Get 20M+ Full-Text Papers For Less Than $1.50/day. Start a 14-Day Trial for You or Your Team.

Learn More →

Stuck at a crossroads? The duration of the Italian school-to-work transition

Stuck at a crossroads? The duration of the Italian school-to-work transition There is a long period from completing studies to finding a permanent or temporary (but at least satisfactory) job in all European countries, especially in Mediterranean countries, including Italy. This paper aims to study the determinants of this duration and measure them, for the first time in a systematic way, in the case of Italy.Design/methodology/approachThis paper provides several measures of duration, including education level and other criteria. Furthermore, it attempts to identify the main determinants of the long Italian transition, both at a macroeconomic and an individual level. It tests for omitted heterogeneity of those who are stuck at this important crossroads in their life within the context of parametric survival models.FindingsThe average duration of the school-to-work transition for young people aged 18–34 years was 2.88 years (or 34.56 months) in 2017. A shorter duration was found for the highly educated; they found a job on average 46 months earlier than those with compulsory education. At a macroeconomic level, the duration over the years 2004–2017 was inversely related to spending in the labour market policy and in education, gross domestic product growth and the degree of trade union density; however, it was directly related to the proportion of temporary contracts. At the individual level, being a woman, a migrant or living in a densely populated area in the South are the risk factors for remaining stuck in the transition. After correcting for omitted heterogeneity, there is clear evidence of positive duration dependence.Practical implicationsPositive duration dependence suggests that focusing on education and labour policy, rather than labour flexibility, is the best way to smooth the transition.Originality/valueThis study develops our understanding of the Italian school-to-work transition regime by providing new and detailed evidence of its duration and by studying its determinants. http://www.deepdyve.com/assets/images/DeepDyve-Logo-lg.png International Journal of Manpower Emerald Publishing

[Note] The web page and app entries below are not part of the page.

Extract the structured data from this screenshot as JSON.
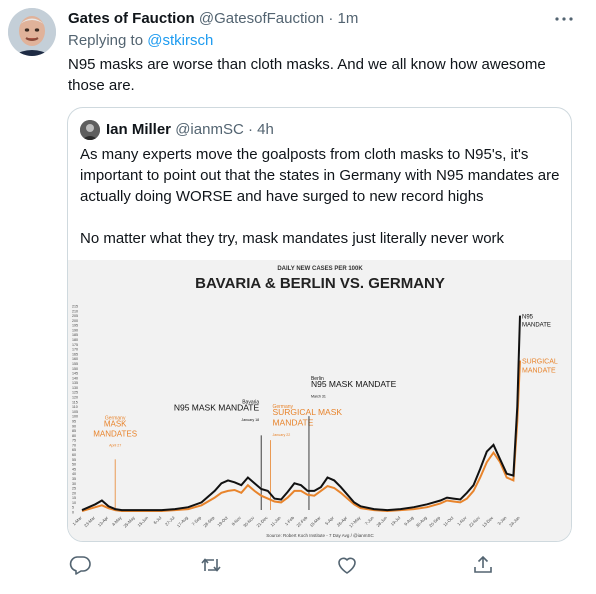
{
  "tweet": {
    "author_name": "Gates of Fauction",
    "author_handle": "@GatesofFauction",
    "separator": "·",
    "time": "1m",
    "reply_prefix": "Replying to",
    "reply_to": "@stkirsch",
    "text": "N95 masks are worse than cloth masks. And we all know how awesome those are."
  },
  "quote": {
    "author_name": "Ian Miller",
    "author_handle": "@ianmSC",
    "separator": "·",
    "time": "4h",
    "paragraph1": "As many experts move the goalposts from cloth masks to N95's, it's important to point out that the states in Germany with N95 mandates are actually doing WORSE and have surged to new record highs",
    "paragraph2": "No matter what they try, mask mandates just literally never work"
  },
  "chart_data": {
    "type": "line",
    "subtitle": "DAILY NEW CASES PER 100K",
    "title": "BAVARIA & BERLIN VS. GERMANY",
    "source": "Source: Robert Koch Institute - 7 Day Avg / @ianmSC",
    "ylim": [
      0,
      215
    ],
    "y_ticks": [
      "0",
      "5",
      "10",
      "15",
      "20",
      "25",
      "30",
      "35",
      "40",
      "45",
      "50",
      "55",
      "60",
      "65",
      "70",
      "75",
      "80",
      "85",
      "90",
      "95",
      "100",
      "105",
      "110",
      "115",
      "120",
      "125",
      "130",
      "135",
      "140",
      "145",
      "150",
      "155",
      "160",
      "165",
      "170",
      "175",
      "180",
      "185",
      "190",
      "195",
      "200",
      "205",
      "210",
      "215"
    ],
    "x_ticks": [
      "1-Mar",
      "23-Mar",
      "13-Apr",
      "4-May",
      "25-May",
      "15-Jun",
      "6-Jul",
      "27-Jul",
      "17-Aug",
      "7-Sep",
      "28-Sep",
      "19-Oct",
      "9-Nov",
      "30-Nov",
      "21-Dec",
      "11-Jan",
      "1-Feb",
      "22-Feb",
      "15-Mar",
      "5-Apr",
      "26-Apr",
      "17-May",
      "7-Jun",
      "28-Jun",
      "19-Jul",
      "9-Aug",
      "30-Aug",
      "20-Sep",
      "11-Oct",
      "1-Nov",
      "22-Nov",
      "13-Dec",
      "3-Jan",
      "24-Jan"
    ],
    "colors": {
      "bavaria_berlin": "#111111",
      "germany": "#e8842c",
      "background": "#f2f2f2"
    },
    "series": [
      {
        "name": "Bavaria & Berlin",
        "color": "#111111",
        "x": [
          0,
          1,
          1.5,
          2,
          2.5,
          3,
          4,
          5,
          6,
          7,
          8,
          9,
          10,
          10.5,
          11,
          11.5,
          12,
          12.5,
          13,
          13.5,
          14,
          14.5,
          15,
          15.5,
          16,
          16.5,
          17,
          17.5,
          18,
          18.5,
          19,
          19.5,
          20,
          20.5,
          21,
          22,
          23,
          24,
          25,
          26,
          27,
          27.5,
          28,
          28.5,
          29,
          29.5,
          30,
          30.5,
          31,
          31.5,
          32,
          32.5,
          32.8,
          33
        ],
        "y": [
          2,
          8,
          12,
          6,
          3,
          2,
          2,
          2,
          2,
          3,
          5,
          10,
          22,
          30,
          33,
          31,
          28,
          36,
          30,
          24,
          22,
          14,
          13,
          21,
          30,
          28,
          22,
          22,
          26,
          36,
          33,
          26,
          18,
          10,
          6,
          3,
          2,
          3,
          5,
          8,
          12,
          15,
          14,
          13,
          20,
          28,
          45,
          63,
          70,
          55,
          40,
          38,
          110,
          205
        ]
      },
      {
        "name": "Germany",
        "color": "#e8842c",
        "x": [
          0,
          1,
          1.5,
          2,
          2.5,
          3,
          4,
          5,
          6,
          7,
          8,
          9,
          10,
          10.5,
          11,
          11.5,
          12,
          12.5,
          13,
          13.5,
          14,
          14.5,
          15,
          15.5,
          16,
          16.5,
          17,
          17.5,
          18,
          18.5,
          19,
          19.5,
          20,
          20.5,
          21,
          22,
          23,
          24,
          25,
          26,
          27,
          27.5,
          28,
          28.5,
          29,
          29.5,
          30,
          30.5,
          31,
          31.5,
          32,
          32.5,
          32.8,
          33
        ],
        "y": [
          1,
          5,
          7,
          4,
          2,
          1,
          1,
          1,
          1,
          2,
          3,
          7,
          15,
          20,
          22,
          23,
          20,
          28,
          22,
          17,
          14,
          11,
          10,
          15,
          22,
          22,
          18,
          17,
          22,
          27,
          25,
          20,
          14,
          8,
          4,
          2,
          1,
          2,
          3,
          5,
          9,
          12,
          11,
          10,
          14,
          22,
          36,
          52,
          62,
          52,
          36,
          33,
          95,
          158
        ]
      }
    ],
    "annotations": [
      {
        "x": 2.5,
        "lines": [
          "Germany",
          "MASK",
          "MANDATES"
        ],
        "sub": "April 27",
        "color": "#e8842c",
        "y_value": 55
      },
      {
        "x": 13.5,
        "lines": [
          "Bavaria",
          "N95 MASK MANDATE"
        ],
        "sub": "January 18",
        "color": "#111111",
        "y_value": 80
      },
      {
        "x": 14.2,
        "lines": [
          "Germany",
          "SURGICAL MASK",
          "MANDATE"
        ],
        "sub": "January 22",
        "color": "#e8842c",
        "y_value": 75
      },
      {
        "x": 17.1,
        "lines": [
          "Berlin",
          "N95 MASK MANDATE"
        ],
        "sub": "March 31",
        "color": "#111111",
        "y_value": 100
      },
      {
        "x": 33,
        "lines": [
          "N95",
          "MANDATE"
        ],
        "sub": "",
        "color": "#111111",
        "y_value": 205
      },
      {
        "x": 33,
        "lines": [
          "SURGICAL",
          "MANDATE"
        ],
        "sub": "",
        "color": "#e8842c",
        "y_value": 158
      }
    ]
  },
  "actions": {
    "reply": "reply-icon",
    "retweet": "retweet-icon",
    "like": "like-icon",
    "share": "share-icon"
  }
}
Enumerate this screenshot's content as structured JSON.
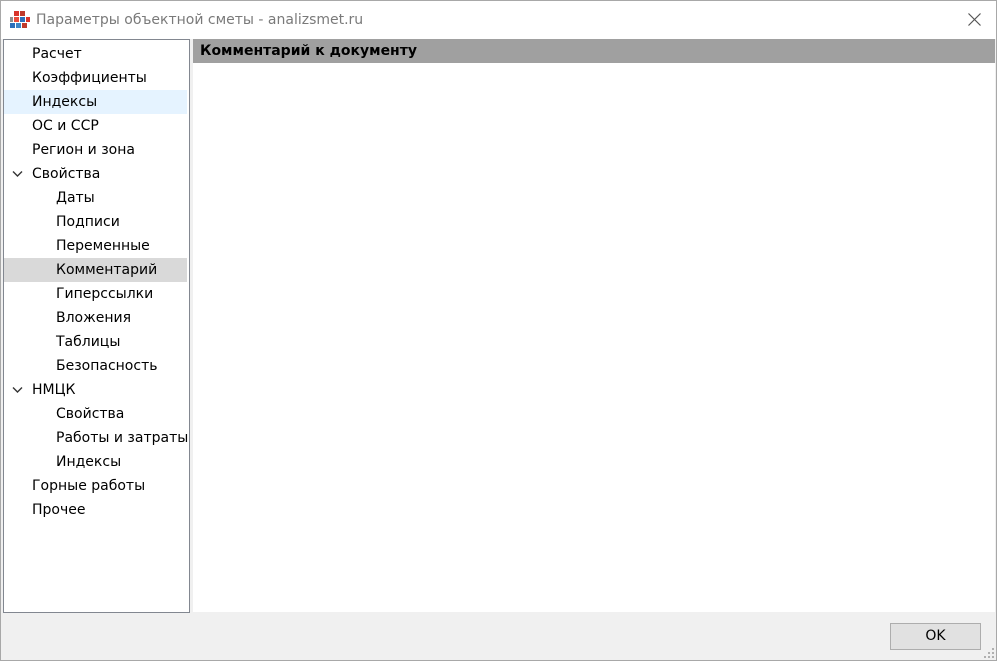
{
  "window": {
    "title": "Параметры объектной сметы - analizsmet.ru"
  },
  "tree": {
    "items": [
      {
        "label": "Расчет",
        "level": 0
      },
      {
        "label": "Коэффициенты",
        "level": 0
      },
      {
        "label": "Индексы",
        "level": 0,
        "state": "hover"
      },
      {
        "label": "ОС и ССР",
        "level": 0
      },
      {
        "label": "Регион и зона",
        "level": 0
      },
      {
        "label": "Свойства",
        "level": 0,
        "expanded": true
      },
      {
        "label": "Даты",
        "level": 1
      },
      {
        "label": "Подписи",
        "level": 1
      },
      {
        "label": "Переменные",
        "level": 1
      },
      {
        "label": "Комментарий",
        "level": 1,
        "state": "selected"
      },
      {
        "label": "Гиперссылки",
        "level": 1
      },
      {
        "label": "Вложения",
        "level": 1
      },
      {
        "label": "Таблицы",
        "level": 1
      },
      {
        "label": "Безопасность",
        "level": 1
      },
      {
        "label": "НМЦК",
        "level": 0,
        "expanded": true
      },
      {
        "label": "Свойства",
        "level": 1
      },
      {
        "label": "Работы и затраты",
        "level": 1
      },
      {
        "label": "Индексы",
        "level": 1
      },
      {
        "label": "Горные работы",
        "level": 0
      },
      {
        "label": "Прочее",
        "level": 0
      }
    ]
  },
  "content": {
    "header": "Комментарий к документу"
  },
  "footer": {
    "ok_label": "OK"
  },
  "colors": {
    "header_bg": "#a0a0a0",
    "selected_bg": "#d9d9d9",
    "hover_bg": "#e5f3ff"
  }
}
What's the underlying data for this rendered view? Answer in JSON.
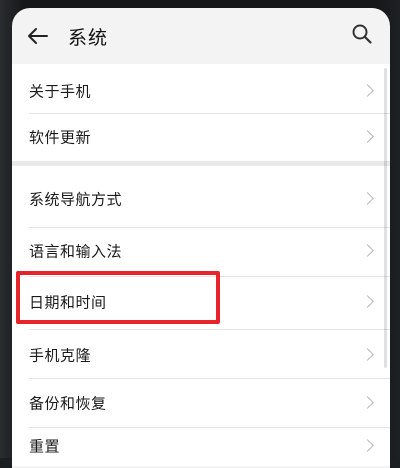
{
  "header": {
    "title": "系统"
  },
  "icons": {
    "back": "arrow-left-icon",
    "search": "search-icon",
    "chevron": "chevron-right-icon"
  },
  "settings": {
    "items": [
      {
        "label": "关于手机"
      },
      {
        "label": "软件更新"
      },
      {
        "label": "系统导航方式"
      },
      {
        "label": "语言和输入法"
      },
      {
        "label": "日期和时间"
      },
      {
        "label": "手机克隆"
      },
      {
        "label": "备份和恢复"
      },
      {
        "label": "重置"
      }
    ],
    "highlighted": "日期和时间"
  },
  "colors": {
    "highlight_border": "#e8242b",
    "background": "#f3f3f3",
    "text": "#1a1a1a"
  }
}
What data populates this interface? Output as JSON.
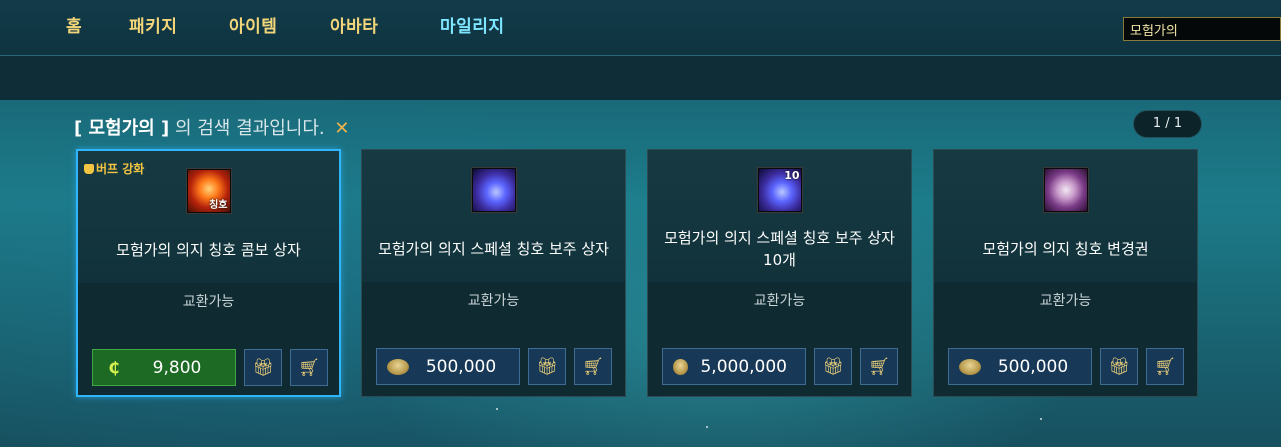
{
  "nav": {
    "items": [
      {
        "label": "홈",
        "active": false
      },
      {
        "label": "패키지",
        "active": false
      },
      {
        "label": "아이템",
        "active": false
      },
      {
        "label": "아바타",
        "active": false
      },
      {
        "label": "마일리지",
        "active": true
      }
    ],
    "search_value": "모험가의"
  },
  "results": {
    "keyword": "[ 모험가의 ]",
    "suffix": "의 검색 결과입니다.",
    "clear_icon": "close-icon",
    "pager": "1 / 1"
  },
  "cards": [
    {
      "badge": "버프 강화",
      "icon": "title-combo-box-icon",
      "icon_text": "칭호",
      "name": "모험가의 의지 칭호 콤보 상자",
      "trade": "교환가능",
      "currency": "cash",
      "price": "9,800",
      "selected": true
    },
    {
      "badge": "",
      "icon": "special-title-box-icon",
      "icon_text": "",
      "name": "모험가의 의지 스페셜 칭호 보주 상자",
      "trade": "교환가능",
      "currency": "mileage",
      "price": "500,000",
      "selected": false
    },
    {
      "badge": "",
      "icon": "special-title-box-10-icon",
      "icon_text": "10",
      "name": "모험가의 의지 스페셜 칭호 보주 상자 10개",
      "trade": "교환가능",
      "currency": "mileage",
      "price": "5,000,000",
      "selected": false
    },
    {
      "badge": "",
      "icon": "title-change-ticket-icon",
      "icon_text": "",
      "name": "모험가의 의지 칭호 변경권",
      "trade": "교환가능",
      "currency": "mileage",
      "price": "500,000",
      "selected": false
    }
  ],
  "colors": {
    "accent_gold": "#f3d67a",
    "active_nav": "#7fe6ff",
    "selected_border": "#2fb6ff",
    "cash_green": "#1c6a23"
  }
}
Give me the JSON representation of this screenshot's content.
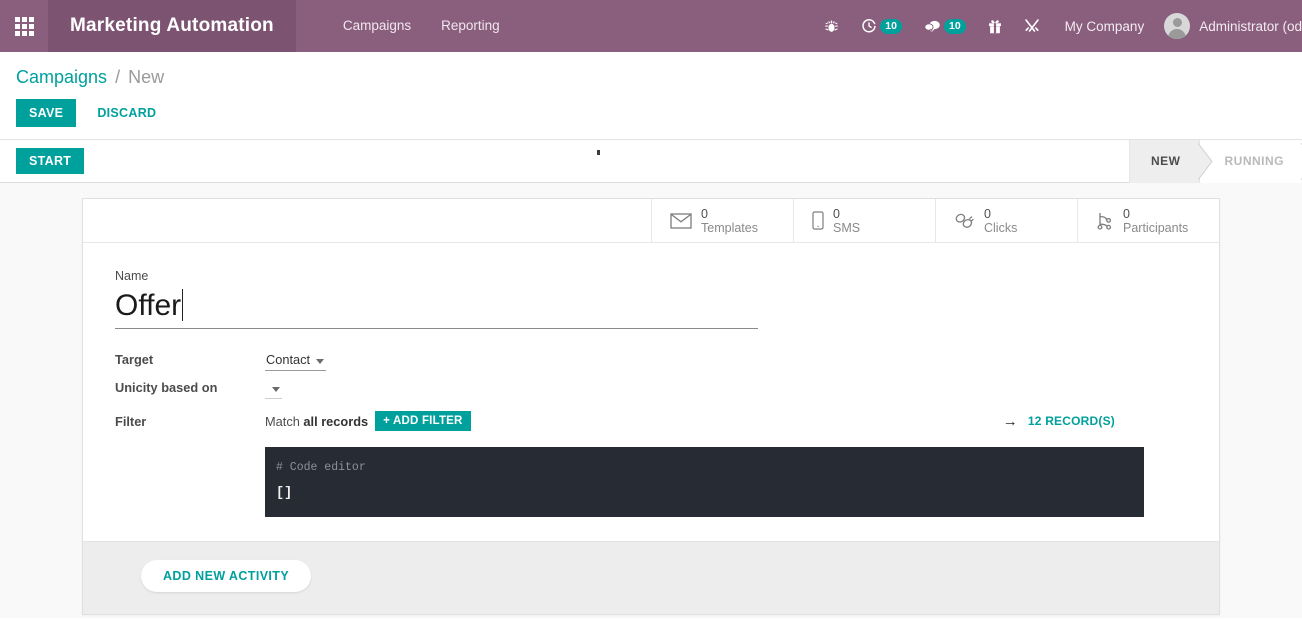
{
  "navbar": {
    "apps_icon": "apps-grid-icon",
    "app_title": "Marketing Automation",
    "menu_items": [
      {
        "label": "Campaigns"
      },
      {
        "label": "Reporting"
      }
    ],
    "icons": [
      {
        "name": "bug-icon",
        "badge": ""
      },
      {
        "name": "activities-clock-icon",
        "badge": "10"
      },
      {
        "name": "messages-icon",
        "badge": "10"
      },
      {
        "name": "gift-icon",
        "badge": ""
      },
      {
        "name": "tools-icon",
        "badge": ""
      }
    ],
    "company": "My Company",
    "user": "Administrator (od"
  },
  "control_panel": {
    "breadcrumb_root": "Campaigns",
    "breadcrumb_sep": "/",
    "breadcrumb_current": "New",
    "save_label": "SAVE",
    "discard_label": "DISCARD"
  },
  "statusbar": {
    "start_label": "START",
    "stages": [
      {
        "label": "NEW",
        "active": true
      },
      {
        "label": "RUNNING",
        "active": false
      }
    ]
  },
  "smart_buttons": [
    {
      "icon": "envelope-icon",
      "value": "0",
      "label": "Templates"
    },
    {
      "icon": "mobile-icon",
      "value": "0",
      "label": "SMS"
    },
    {
      "icon": "link-chain-icon",
      "value": "0",
      "label": "Clicks"
    },
    {
      "icon": "participants-icon",
      "value": "0",
      "label": "Participants"
    }
  ],
  "form": {
    "name_label": "Name",
    "name_value": "Offer",
    "target_label": "Target",
    "target_value": "Contact",
    "unicity_label": "Unicity based on",
    "unicity_value": "",
    "filter_label": "Filter",
    "filter_match_prefix": "Match",
    "filter_match_value": "all records",
    "add_filter_label": "+ ADD FILTER",
    "records_arrow": "→",
    "records_label": "12 RECORD(S)",
    "code_comment": "# Code editor",
    "code_value": "[]"
  },
  "activity": {
    "add_activity_label": "ADD NEW ACTIVITY"
  },
  "colors": {
    "brand_purple": "#8a5f7e",
    "brand_purple_dark": "#7d5372",
    "accent_teal": "#00a09d",
    "code_bg": "#272b33",
    "activity_bg": "#ededed"
  }
}
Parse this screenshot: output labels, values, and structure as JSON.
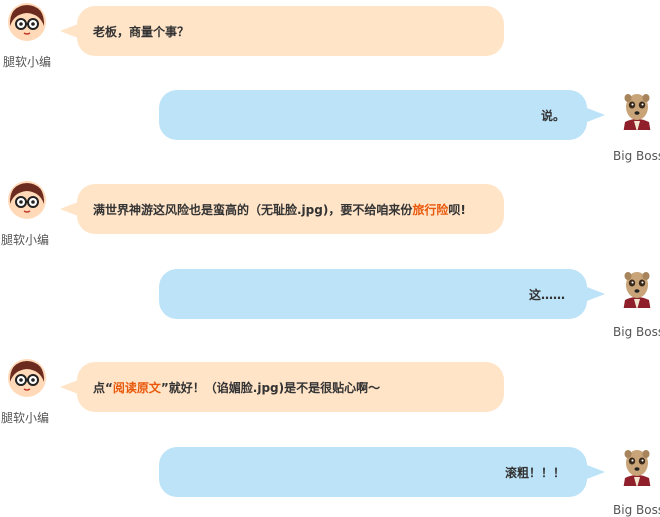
{
  "chat": {
    "editor_name": "腿软小编",
    "boss_name": "Big Boss",
    "messages": [
      {
        "sender": "editor",
        "text": "老板，商量个事？"
      },
      {
        "sender": "boss",
        "text": "说。"
      },
      {
        "sender": "editor",
        "text_before": "满世界神游这风险也是蛮高的（无耻脸.jpg)，要不给咱来份 ",
        "highlight": "旅行险",
        "text_after": " 呗!"
      },
      {
        "sender": "boss",
        "text": "这……"
      },
      {
        "sender": "editor",
        "text_before": "点“",
        "highlight": "阅读原文",
        "text_after": "”就好！（谄媚脸.jpg)是不是很贴心啊～"
      },
      {
        "sender": "boss",
        "text": "滚粗！！！"
      }
    ]
  },
  "colors": {
    "editor_bubble": "#ffe4c8",
    "boss_bubble": "#bde3f8",
    "highlight": "#e8590c",
    "text": "#333333"
  },
  "icons": {
    "editor_avatar": "girl-with-glasses-avatar",
    "boss_avatar": "meerkat-avatar"
  }
}
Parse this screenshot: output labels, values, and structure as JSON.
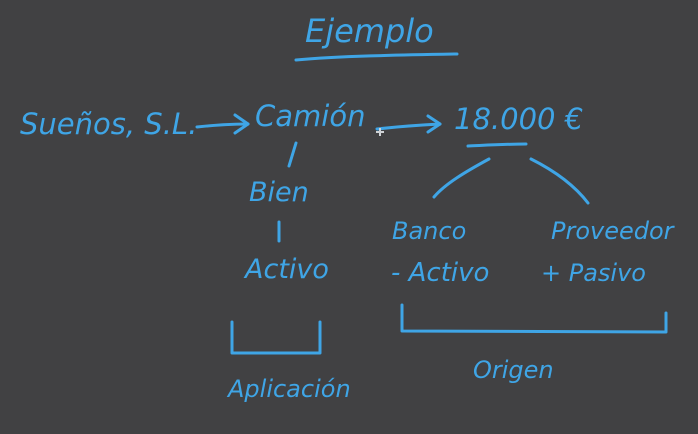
{
  "title": "Ejemplo",
  "company": "Sueños, S.L.",
  "asset": "Camión",
  "amount": "18.000 €",
  "classification": {
    "type": "Bien",
    "category": "Activo",
    "label": "Aplicación"
  },
  "sources": {
    "bank": {
      "name": "Banco",
      "effect": "- Activo"
    },
    "supplier": {
      "name": "Proveedor",
      "effect": "+ Pasivo"
    },
    "label": "Origen"
  },
  "colors": {
    "background": "#414143",
    "ink": "#3fa5e6"
  }
}
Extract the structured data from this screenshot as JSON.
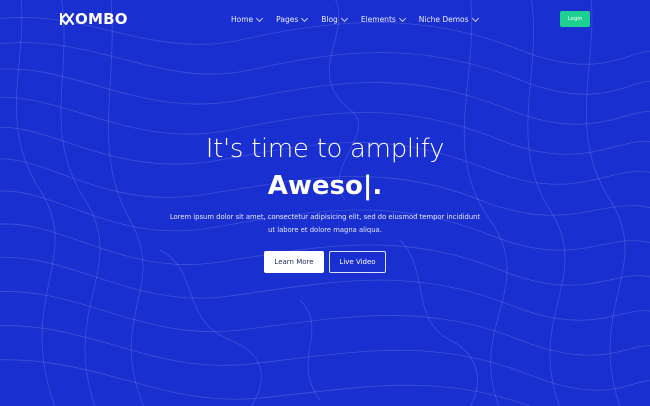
{
  "brand": {
    "name": "OMBO",
    "logo_icon": "k-logo-icon"
  },
  "nav": {
    "items": [
      {
        "label": "Home",
        "icon": "chevron-down-icon"
      },
      {
        "label": "Pages",
        "icon": "chevron-down-icon"
      },
      {
        "label": "Blog",
        "icon": "chevron-down-icon"
      },
      {
        "label": "Elements",
        "icon": "chevron-down-icon"
      },
      {
        "label": "Niche Demos",
        "icon": "chevron-down-icon"
      }
    ],
    "login_label": "Login"
  },
  "hero": {
    "headline": "It's time to amplify",
    "typed_word": "Aweso|.",
    "description": "Lorem ipsum dolor sit amet, consectetur adipisicing elit, sed do eiusmod tempor incididunt ut labore et dolore magna aliqua.",
    "primary_button": "Learn More",
    "secondary_button": "Live Video"
  },
  "colors": {
    "background": "#1a2fd0",
    "accent": "#1ed08f",
    "text": "#ffffff"
  }
}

Stuck at a crossroads? The duration of the Italian school-to-work transition

Loading next page...
 
/lp/emerald-publishing/stuck-at-a-crossroads-the-duration-of-the-italian-school-to-work-eq0uHMiwM6
Publisher
Emerald Publishing
Copyright
© Emerald Publishing Limited
ISSN
0143-7720
DOI
10.1108/ijm-05-2020-0199
Publisher site
See Article on Publisher Site

Abstract

There is a long period from completing studies to finding a permanent or temporary (but at least satisfactory) job in all European countries, especially in Mediterranean countries, including Italy. This paper aims to study the determinants of this duration and measure them, for the first time in a systematic way, in the case of Italy.Design/methodology/approachThis paper provides several measures of duration, including education level and other criteria. Furthermore, it attempts to identify the main determinants of the long Italian transition, both at a macroeconomic and an individual level. It tests for omitted heterogeneity of those who are stuck at this important crossroads in their life within the context of parametric survival models.FindingsThe average duration of the school-to-work transition for young people aged 18–34 years was 2.88 years (or 34.56 months) in 2017. A shorter duration was found for the highly educated; they found a job on average 46 months earlier than those with compulsory education. At a macroeconomic level, the duration over the years 2004–2017 was inversely related to spending in the labour market policy and in education, gross domestic product growth and the degree of trade union density; however, it was directly related to the proportion of temporary contracts. At the individual level, being a woman, a migrant or living in a densely populated area in the South are the risk factors for remaining stuck in the transition. After correcting for omitted heterogeneity, there is clear evidence of positive duration dependence.Practical implicationsPositive duration dependence suggests that focusing on education and labour policy, rather than labour flexibility, is the best way to smooth the transition.Originality/valueThis study develops our understanding of the Italian school-to-work transition regime by providing new and detailed evidence of its duration and by studying its determinants.

Journal

International Journal of ManpowerEmerald Publishing

Published: May 19, 2021

Keywords: Italy; School-to-work transition; Passive and active labor policy; Survival models; Positive duration dependence; H52; I2; I24; J13; J24

References